Interpretive Summary: Most people regard spiders as strict predators, but this oversight ignores the importance of alternative foods like pollen and nectar in spider health and reproduction. Here, we examined how adding pollen to prey-based diets (springtails) affected various aspects of moneypenny spider (Mermessus fradeorum; Linyphiidae) performance. Although pollen had lower nutrient content than prey (less protein [N]), adding pollen to the springtail diet increased survival, nutrient reserves, and offspring production in spiders relative to a springtail-only diet. Thus, non-prey foods can be an important dietary component of predator’s diets, which influences when and where spiders will be found in cropland and how well they will control agricultural pests.

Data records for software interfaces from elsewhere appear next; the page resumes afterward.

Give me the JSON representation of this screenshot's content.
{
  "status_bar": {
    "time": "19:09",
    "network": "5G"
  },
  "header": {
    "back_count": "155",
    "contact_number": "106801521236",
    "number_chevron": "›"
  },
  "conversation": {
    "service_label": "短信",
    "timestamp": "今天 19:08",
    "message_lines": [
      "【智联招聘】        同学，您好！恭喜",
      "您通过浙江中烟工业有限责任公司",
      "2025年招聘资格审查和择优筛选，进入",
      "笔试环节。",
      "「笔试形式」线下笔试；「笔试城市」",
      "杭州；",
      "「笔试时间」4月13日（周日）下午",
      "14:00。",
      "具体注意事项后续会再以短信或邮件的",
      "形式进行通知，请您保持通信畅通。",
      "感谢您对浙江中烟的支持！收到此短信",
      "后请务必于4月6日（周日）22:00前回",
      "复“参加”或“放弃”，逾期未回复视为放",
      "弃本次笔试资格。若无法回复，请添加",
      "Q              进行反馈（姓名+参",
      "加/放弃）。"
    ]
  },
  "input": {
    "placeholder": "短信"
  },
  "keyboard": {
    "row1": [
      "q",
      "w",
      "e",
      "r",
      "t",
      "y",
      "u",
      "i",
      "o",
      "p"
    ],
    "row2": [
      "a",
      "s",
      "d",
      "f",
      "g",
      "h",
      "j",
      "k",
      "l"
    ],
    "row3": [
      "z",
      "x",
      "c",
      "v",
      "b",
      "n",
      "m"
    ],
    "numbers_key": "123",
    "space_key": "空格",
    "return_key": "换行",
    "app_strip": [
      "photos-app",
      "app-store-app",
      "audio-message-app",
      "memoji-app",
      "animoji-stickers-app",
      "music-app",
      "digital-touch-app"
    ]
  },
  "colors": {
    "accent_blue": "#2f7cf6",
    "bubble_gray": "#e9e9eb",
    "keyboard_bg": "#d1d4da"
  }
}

Technical Abstract: Uncertainties exist about the value of non-prey food for natural enemies that are commonly food limited, and the dietary conditions where non-prey foods are beneficial for carnivorous species. We examined the nutritional role of a non-prey food using a ground dwelling, tangle web-building spider that intercepts large quantities of pollen in their webs. These predators were provided diets of prey or no prey in the presence and absence of pollen. Treatment effects were quantified by measuring changes in predator body nutrient composition, survival, body size, and offspring production. Per dry weight, pollen had less nitrogen and lipids than prey, although relative quantities of these nutrients per meal were not measured. Dietary treatments altered the body tissue composition of the spiders, leading to the highest N content and lipid reserves in spiders provided with Collembola. Supplementing diets with pollen increased both juvenile and adult survival, and the greatest survivorship and offspring production was observed when spiders were provided diets of Collembola supplemented with pollen. Our results show that plant material such as pollen has positive effects on nutritional status and survival of a carnivorous species, and suggests that foraging on plant material promotes population growth at early and late developmental stages by supplementing diets of poor quality prey, and preventing starvation when prey are scarce.